**EXERCISE INSTRUCTIONS**
In full and unchanged, output the entries that follow.

DATASET RECORDS START

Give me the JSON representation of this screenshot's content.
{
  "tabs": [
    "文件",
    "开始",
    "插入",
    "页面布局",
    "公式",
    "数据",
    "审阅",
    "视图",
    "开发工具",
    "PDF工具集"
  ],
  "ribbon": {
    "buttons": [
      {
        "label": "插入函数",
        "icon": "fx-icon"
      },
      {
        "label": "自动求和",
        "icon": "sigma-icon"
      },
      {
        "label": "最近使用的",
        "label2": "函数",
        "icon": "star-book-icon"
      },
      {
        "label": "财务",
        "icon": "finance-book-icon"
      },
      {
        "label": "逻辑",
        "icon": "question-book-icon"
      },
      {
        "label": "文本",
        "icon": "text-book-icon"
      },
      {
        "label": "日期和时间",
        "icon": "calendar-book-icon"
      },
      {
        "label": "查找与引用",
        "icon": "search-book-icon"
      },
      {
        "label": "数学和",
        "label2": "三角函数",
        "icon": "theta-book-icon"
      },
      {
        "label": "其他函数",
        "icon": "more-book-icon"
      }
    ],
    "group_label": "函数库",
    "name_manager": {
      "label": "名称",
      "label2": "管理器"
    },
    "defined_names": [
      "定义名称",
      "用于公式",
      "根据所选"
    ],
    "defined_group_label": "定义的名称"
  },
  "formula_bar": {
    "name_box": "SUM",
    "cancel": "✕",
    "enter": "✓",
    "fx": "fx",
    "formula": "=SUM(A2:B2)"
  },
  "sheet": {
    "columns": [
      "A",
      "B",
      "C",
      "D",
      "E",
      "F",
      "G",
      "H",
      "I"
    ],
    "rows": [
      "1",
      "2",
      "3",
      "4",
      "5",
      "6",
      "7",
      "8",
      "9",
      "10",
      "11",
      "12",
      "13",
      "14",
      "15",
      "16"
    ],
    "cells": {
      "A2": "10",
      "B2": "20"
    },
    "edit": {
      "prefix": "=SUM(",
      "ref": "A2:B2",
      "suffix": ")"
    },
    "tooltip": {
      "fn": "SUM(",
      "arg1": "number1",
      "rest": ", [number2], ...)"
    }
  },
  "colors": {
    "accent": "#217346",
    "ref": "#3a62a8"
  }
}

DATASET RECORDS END

**WRITTEN SOLUTION**
Give me the JSON representation of this screenshot's content.
{
  "tabs": [
    "文件",
    "开始",
    "插入",
    "页面布局",
    "公式",
    "数据",
    "审阅",
    "视图",
    "开发工具",
    "PDF工具集"
  ],
  "ribbon": {
    "buttons": [
      {
        "label": "插入函数",
        "icon": "fx-icon"
      },
      {
        "label": "自动求和",
        "icon": "sigma-icon"
      },
      {
        "label": "最近使用的",
        "label2": "函数",
        "icon": "star-book-icon"
      },
      {
        "label": "财务",
        "icon": "finance-book-icon"
      },
      {
        "label": "逻辑",
        "icon": "question-book-icon"
      },
      {
        "label": "文本",
        "icon": "text-book-icon"
      },
      {
        "label": "日期和时间",
        "icon": "calendar-book-icon"
      },
      {
        "label": "查找与引用",
        "icon": "search-book-icon"
      },
      {
        "label": "数学和",
        "label2": "三角函数",
        "icon": "theta-book-icon"
      },
      {
        "label": "其他函数",
        "icon": "more-book-icon"
      }
    ],
    "group_label": "函数库",
    "name_manager": {
      "label": "名称",
      "label2": "管理器"
    },
    "defined_names": [
      "定义名称",
      "用于公式",
      "根据所选"
    ],
    "defined_group_label": "定义的名称"
  },
  "formula_bar": {
    "name_box": "SUM",
    "cancel": "✕",
    "enter": "✓",
    "fx": "fx",
    "formula": "=SUM(A2:B2)"
  },
  "sheet": {
    "columns": [
      "A",
      "B",
      "C",
      "D",
      "E",
      "F",
      "G",
      "H",
      "I"
    ],
    "rows": [
      "1",
      "2",
      "3",
      "4",
      "5",
      "6",
      "7",
      "8",
      "9",
      "10",
      "11",
      "12",
      "13",
      "14",
      "15",
      "16"
    ],
    "cells": {
      "A2": "10",
      "B2": "20"
    },
    "edit": {
      "prefix": "=SUM(",
      "ref": "A2:B2",
      "suffix": ")"
    },
    "tooltip": {
      "fn": "SUM(",
      "arg1": "number1",
      "rest": ", [number2], ...)"
    }
  },
  "colors": {
    "accent": "#217346",
    "ref": "#3a62a8"
  }
}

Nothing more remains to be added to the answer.